--- EXERCISE BRIEF ---
Check each line of the listing below for the string "Hello", then give only the number of lines where it occurs.
*** DATA TO PROCESS ***
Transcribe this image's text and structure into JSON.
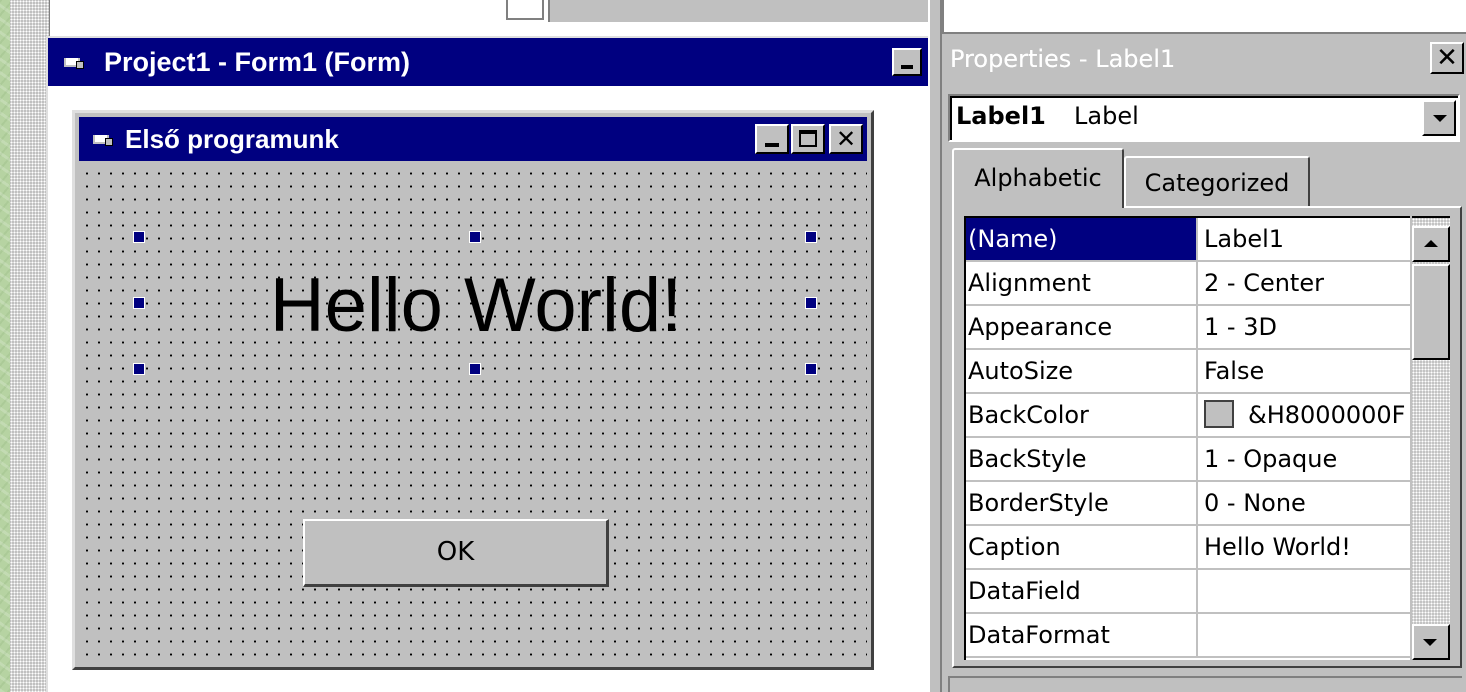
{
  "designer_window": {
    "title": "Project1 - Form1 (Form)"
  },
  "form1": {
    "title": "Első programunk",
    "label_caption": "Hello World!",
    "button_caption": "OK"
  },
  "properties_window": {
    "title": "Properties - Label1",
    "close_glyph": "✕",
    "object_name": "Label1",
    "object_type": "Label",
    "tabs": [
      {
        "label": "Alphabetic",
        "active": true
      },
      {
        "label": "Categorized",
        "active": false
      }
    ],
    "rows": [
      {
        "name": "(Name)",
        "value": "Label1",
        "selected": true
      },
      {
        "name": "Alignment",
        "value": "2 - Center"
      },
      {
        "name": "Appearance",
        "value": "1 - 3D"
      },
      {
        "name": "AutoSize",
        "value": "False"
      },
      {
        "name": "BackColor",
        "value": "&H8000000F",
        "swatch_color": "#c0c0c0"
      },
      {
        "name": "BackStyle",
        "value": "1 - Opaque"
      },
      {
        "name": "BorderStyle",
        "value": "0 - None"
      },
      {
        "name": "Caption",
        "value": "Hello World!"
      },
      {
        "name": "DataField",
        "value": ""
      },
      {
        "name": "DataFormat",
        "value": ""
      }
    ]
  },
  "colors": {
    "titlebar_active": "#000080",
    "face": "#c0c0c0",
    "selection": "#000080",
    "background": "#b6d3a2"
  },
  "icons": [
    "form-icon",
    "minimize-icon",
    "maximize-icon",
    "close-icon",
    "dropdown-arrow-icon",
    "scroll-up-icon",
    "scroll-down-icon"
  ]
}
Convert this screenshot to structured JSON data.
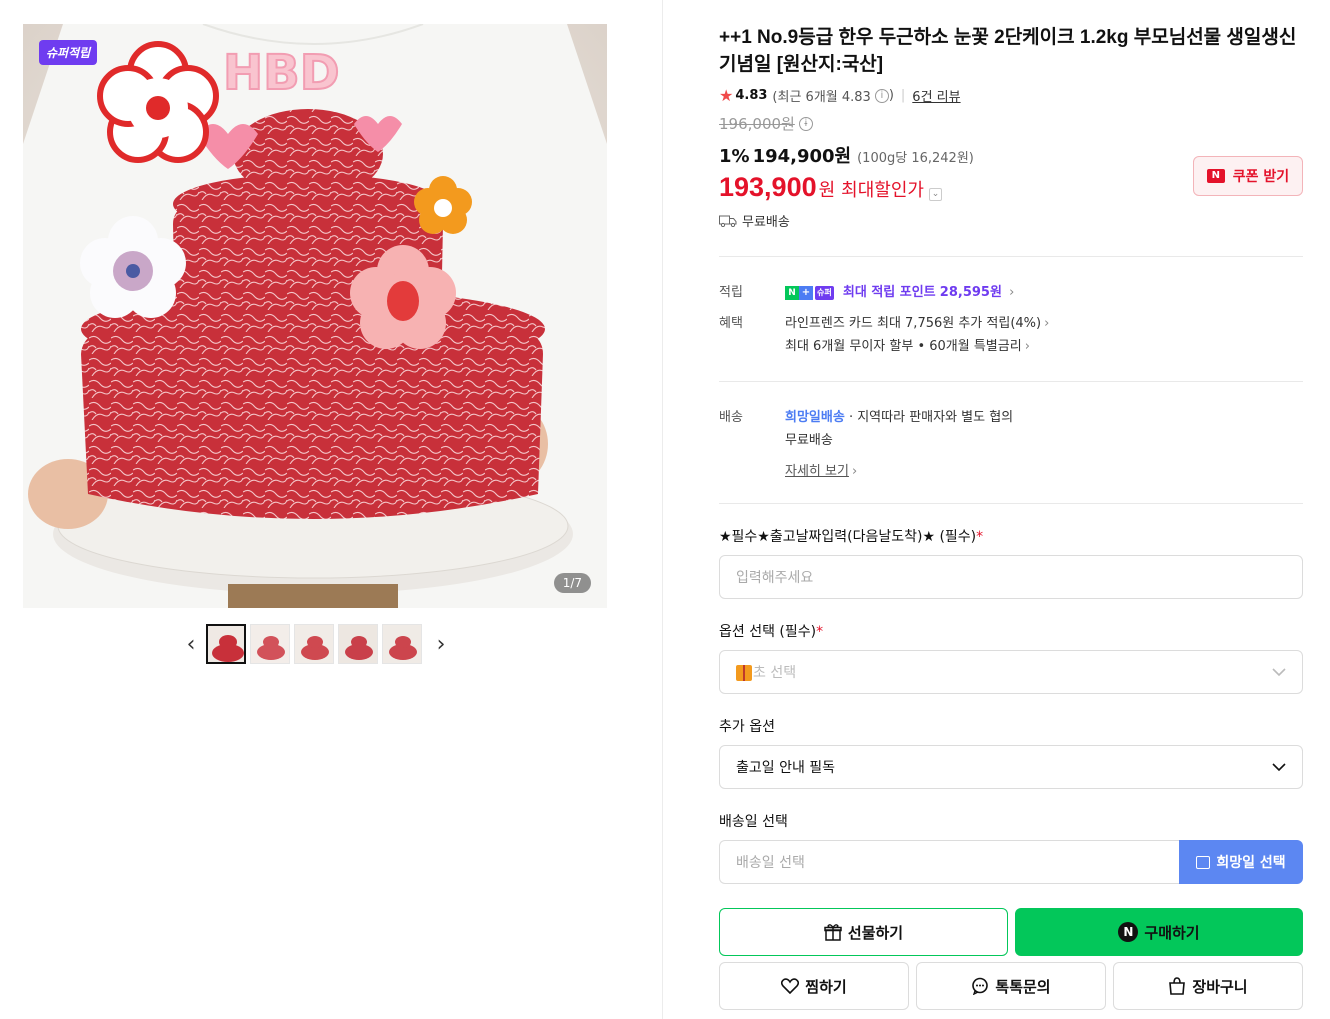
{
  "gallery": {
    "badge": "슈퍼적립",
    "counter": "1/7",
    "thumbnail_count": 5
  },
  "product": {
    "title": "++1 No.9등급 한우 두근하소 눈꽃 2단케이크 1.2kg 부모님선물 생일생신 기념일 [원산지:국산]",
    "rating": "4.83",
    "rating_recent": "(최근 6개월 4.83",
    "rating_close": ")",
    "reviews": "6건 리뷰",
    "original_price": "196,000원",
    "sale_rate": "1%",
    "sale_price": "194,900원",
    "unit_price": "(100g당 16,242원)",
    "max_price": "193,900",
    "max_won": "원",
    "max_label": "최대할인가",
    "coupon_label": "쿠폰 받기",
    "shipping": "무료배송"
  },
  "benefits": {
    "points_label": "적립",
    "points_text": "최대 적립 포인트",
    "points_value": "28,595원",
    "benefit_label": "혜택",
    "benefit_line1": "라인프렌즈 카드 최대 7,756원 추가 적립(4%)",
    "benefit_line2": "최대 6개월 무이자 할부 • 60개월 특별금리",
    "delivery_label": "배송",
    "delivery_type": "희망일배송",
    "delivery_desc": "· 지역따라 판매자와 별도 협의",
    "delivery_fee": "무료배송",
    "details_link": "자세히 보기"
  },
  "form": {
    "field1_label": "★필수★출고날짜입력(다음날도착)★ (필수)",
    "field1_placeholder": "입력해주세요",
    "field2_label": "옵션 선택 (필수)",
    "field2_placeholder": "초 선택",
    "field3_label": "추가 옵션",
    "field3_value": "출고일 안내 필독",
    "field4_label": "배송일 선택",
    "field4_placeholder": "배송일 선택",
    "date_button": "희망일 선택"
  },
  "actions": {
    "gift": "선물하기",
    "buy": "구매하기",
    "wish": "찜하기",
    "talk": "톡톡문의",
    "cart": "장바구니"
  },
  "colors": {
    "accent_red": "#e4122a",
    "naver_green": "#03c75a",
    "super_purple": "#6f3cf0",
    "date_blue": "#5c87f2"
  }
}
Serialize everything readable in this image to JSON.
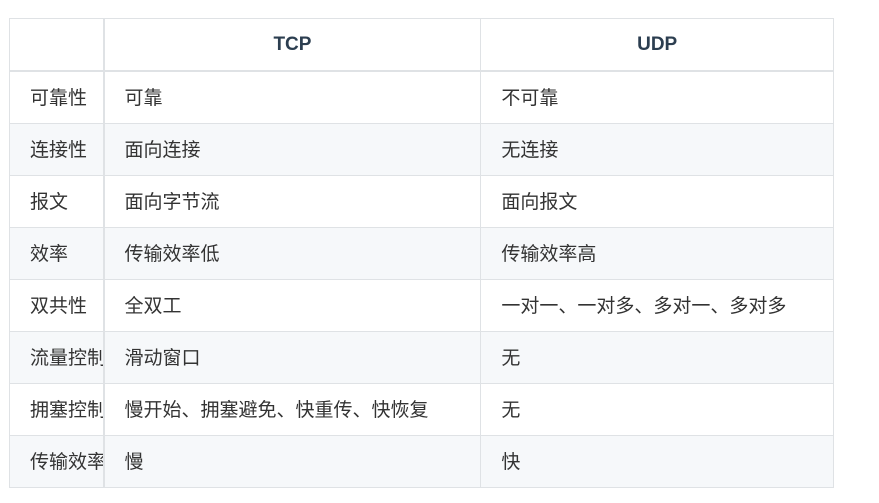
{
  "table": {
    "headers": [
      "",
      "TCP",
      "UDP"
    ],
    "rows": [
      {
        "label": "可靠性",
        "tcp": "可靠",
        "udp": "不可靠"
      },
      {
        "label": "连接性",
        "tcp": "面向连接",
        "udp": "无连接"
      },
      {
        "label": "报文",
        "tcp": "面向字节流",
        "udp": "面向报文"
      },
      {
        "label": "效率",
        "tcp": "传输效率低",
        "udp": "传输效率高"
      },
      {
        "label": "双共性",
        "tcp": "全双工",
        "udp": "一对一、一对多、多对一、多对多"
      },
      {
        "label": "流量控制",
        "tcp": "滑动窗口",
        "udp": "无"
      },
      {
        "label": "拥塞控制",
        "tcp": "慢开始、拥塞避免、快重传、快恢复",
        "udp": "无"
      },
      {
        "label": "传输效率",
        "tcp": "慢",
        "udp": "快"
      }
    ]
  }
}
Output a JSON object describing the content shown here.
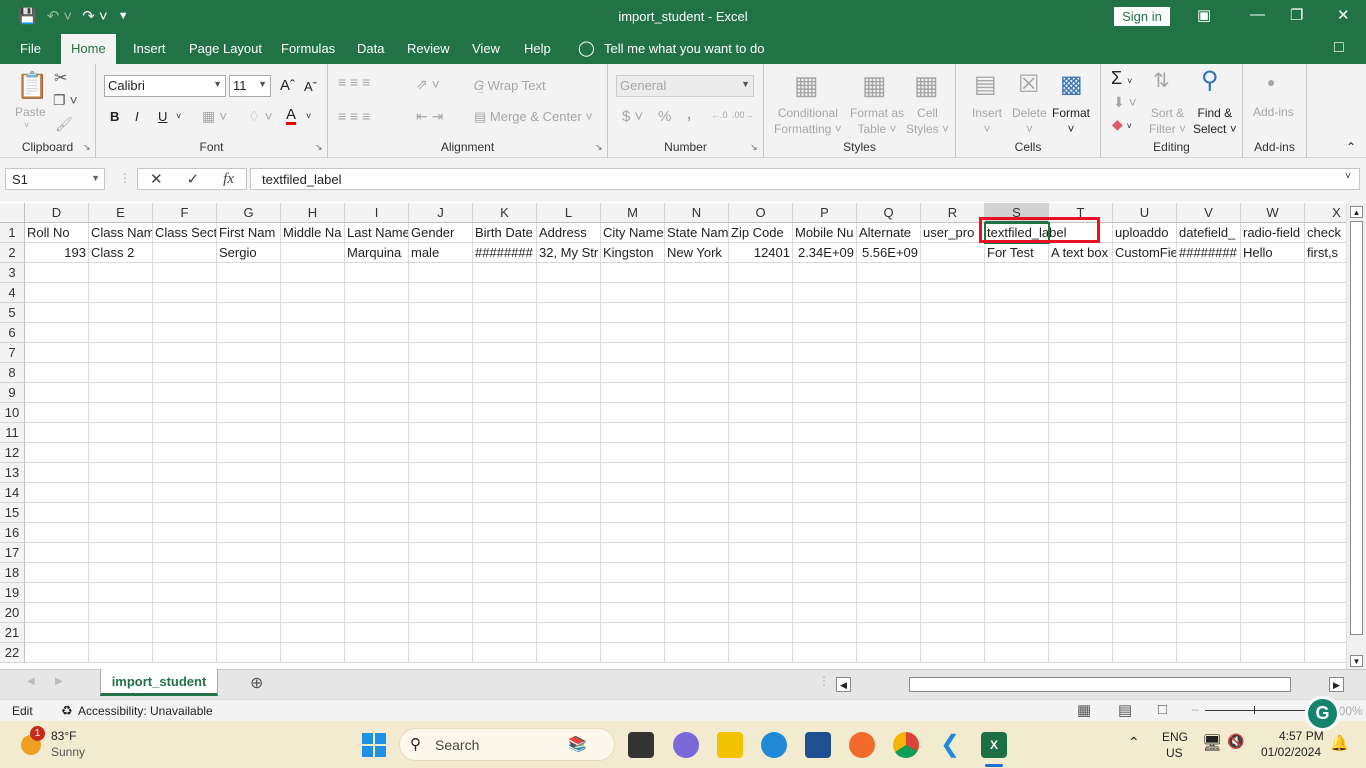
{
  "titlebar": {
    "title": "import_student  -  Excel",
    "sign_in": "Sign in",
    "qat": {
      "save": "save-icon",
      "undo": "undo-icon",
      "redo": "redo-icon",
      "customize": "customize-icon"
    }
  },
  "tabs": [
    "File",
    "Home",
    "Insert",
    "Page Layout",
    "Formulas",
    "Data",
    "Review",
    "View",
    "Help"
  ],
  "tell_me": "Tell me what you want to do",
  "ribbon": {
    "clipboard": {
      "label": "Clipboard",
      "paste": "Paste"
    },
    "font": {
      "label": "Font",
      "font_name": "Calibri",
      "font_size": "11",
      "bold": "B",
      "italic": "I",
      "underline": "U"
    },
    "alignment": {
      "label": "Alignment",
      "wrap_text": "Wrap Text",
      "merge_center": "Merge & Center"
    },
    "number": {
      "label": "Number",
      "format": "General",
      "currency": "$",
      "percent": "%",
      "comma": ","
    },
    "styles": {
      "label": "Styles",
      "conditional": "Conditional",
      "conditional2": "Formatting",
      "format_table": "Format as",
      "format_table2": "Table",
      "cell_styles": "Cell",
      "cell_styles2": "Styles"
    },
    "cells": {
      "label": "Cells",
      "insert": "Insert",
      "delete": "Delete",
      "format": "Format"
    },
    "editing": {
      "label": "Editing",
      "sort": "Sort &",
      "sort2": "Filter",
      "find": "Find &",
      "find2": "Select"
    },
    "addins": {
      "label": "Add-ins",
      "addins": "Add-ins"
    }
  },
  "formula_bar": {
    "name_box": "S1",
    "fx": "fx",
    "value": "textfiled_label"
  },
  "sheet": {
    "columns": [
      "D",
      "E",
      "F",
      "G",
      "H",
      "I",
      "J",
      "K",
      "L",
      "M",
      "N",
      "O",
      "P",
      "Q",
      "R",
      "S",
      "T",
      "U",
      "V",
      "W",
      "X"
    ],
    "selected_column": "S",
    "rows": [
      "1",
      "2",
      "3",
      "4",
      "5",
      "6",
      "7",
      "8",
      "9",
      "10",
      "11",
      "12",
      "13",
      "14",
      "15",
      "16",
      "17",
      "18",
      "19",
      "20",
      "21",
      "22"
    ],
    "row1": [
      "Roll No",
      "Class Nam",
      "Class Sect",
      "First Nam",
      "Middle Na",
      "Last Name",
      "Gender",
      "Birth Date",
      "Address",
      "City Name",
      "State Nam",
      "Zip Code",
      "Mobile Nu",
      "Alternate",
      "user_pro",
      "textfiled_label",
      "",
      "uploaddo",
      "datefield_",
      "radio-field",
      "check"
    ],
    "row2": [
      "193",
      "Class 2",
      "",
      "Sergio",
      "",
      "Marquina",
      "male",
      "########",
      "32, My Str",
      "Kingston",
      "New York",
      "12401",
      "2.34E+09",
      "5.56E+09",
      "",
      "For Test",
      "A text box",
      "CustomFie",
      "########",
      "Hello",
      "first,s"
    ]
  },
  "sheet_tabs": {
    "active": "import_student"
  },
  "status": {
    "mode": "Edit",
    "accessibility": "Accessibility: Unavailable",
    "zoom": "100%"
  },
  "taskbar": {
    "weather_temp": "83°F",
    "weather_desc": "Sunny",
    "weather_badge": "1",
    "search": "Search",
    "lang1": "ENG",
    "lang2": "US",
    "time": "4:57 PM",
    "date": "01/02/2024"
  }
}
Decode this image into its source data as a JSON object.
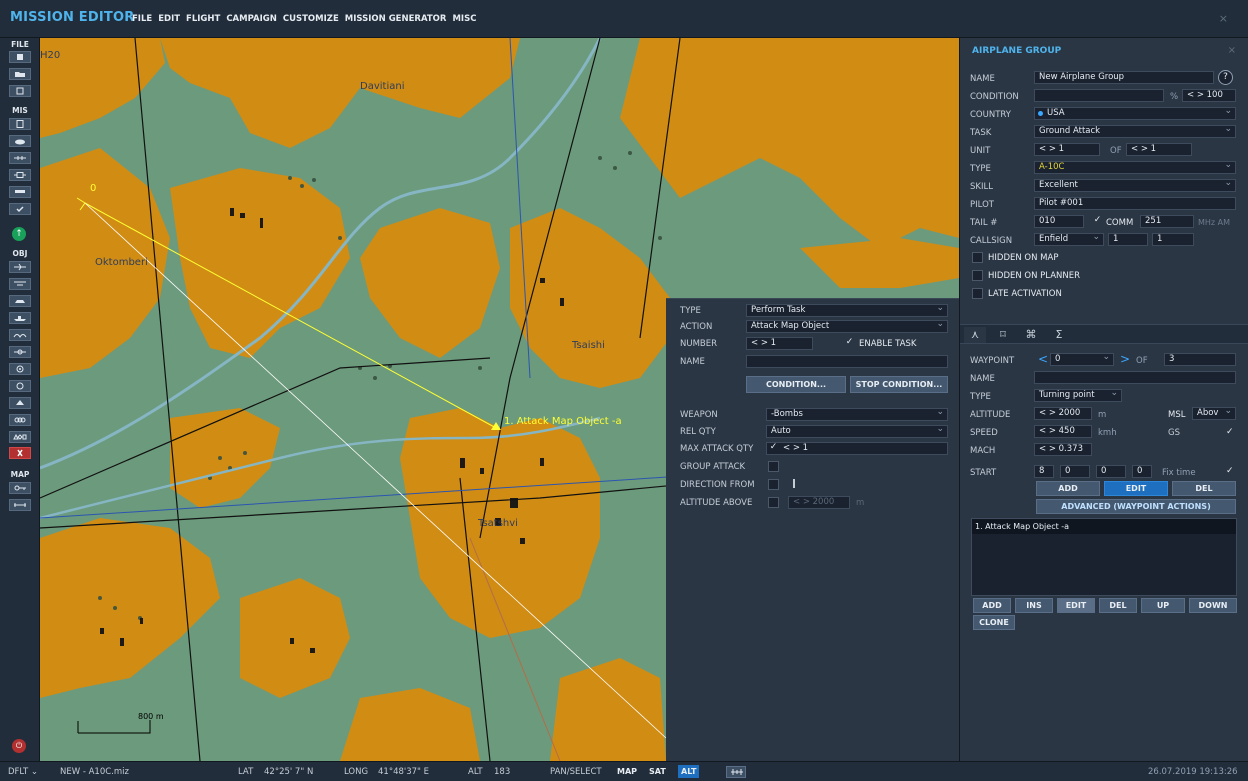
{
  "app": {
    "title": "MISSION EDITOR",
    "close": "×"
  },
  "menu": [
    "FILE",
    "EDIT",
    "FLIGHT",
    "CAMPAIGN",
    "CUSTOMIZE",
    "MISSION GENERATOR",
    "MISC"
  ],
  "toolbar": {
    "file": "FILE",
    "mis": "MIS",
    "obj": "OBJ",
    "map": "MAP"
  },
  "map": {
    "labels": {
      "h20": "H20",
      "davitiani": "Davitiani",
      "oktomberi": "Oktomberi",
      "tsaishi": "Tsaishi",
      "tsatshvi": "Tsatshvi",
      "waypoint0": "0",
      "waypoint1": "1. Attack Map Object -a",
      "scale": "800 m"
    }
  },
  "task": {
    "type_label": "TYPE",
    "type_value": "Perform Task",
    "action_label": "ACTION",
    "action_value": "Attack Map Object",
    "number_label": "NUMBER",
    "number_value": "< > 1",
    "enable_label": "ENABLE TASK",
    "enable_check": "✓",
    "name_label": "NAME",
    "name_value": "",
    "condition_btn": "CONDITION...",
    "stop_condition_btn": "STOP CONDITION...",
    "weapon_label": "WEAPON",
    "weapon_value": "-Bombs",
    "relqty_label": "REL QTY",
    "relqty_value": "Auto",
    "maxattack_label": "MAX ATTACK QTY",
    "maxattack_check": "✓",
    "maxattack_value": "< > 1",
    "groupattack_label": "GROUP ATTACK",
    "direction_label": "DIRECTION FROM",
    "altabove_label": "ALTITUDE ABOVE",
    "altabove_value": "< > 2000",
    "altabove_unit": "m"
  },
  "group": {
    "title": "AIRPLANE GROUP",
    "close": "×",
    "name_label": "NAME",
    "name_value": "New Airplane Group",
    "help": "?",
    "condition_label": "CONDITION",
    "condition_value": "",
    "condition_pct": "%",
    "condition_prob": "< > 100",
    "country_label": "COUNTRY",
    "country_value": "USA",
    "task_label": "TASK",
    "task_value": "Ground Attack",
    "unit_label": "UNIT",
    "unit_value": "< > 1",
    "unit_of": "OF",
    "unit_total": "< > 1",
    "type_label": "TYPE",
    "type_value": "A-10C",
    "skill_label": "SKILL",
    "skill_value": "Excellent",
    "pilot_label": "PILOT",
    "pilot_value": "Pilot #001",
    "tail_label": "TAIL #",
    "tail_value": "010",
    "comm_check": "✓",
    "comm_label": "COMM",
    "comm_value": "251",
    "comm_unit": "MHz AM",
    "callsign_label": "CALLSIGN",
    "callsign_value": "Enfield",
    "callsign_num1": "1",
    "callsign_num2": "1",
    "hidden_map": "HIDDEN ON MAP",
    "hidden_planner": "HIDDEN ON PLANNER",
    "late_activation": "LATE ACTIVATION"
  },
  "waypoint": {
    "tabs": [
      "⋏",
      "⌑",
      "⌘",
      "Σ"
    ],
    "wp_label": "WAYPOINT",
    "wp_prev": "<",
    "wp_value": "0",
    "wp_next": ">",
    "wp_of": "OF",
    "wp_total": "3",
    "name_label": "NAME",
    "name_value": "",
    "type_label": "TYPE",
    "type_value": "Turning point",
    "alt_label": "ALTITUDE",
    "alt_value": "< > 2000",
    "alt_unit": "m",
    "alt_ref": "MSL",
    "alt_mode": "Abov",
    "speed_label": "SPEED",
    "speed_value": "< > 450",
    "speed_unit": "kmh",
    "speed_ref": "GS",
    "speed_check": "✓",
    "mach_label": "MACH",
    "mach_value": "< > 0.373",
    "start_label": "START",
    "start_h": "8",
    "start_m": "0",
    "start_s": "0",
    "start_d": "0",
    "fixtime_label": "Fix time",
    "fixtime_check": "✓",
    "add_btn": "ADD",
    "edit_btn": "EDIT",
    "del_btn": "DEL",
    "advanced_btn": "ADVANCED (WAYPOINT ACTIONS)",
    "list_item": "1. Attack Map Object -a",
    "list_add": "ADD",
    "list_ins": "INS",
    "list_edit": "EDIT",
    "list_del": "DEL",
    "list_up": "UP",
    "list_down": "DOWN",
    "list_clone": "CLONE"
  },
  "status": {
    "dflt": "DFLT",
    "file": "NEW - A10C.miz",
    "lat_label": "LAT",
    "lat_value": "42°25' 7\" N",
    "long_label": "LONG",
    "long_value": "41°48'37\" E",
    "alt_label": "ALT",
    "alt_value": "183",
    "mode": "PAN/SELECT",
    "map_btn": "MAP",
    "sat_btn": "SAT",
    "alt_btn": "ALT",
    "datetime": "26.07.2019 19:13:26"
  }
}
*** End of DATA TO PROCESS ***
--- ANSWER SPACE ---
3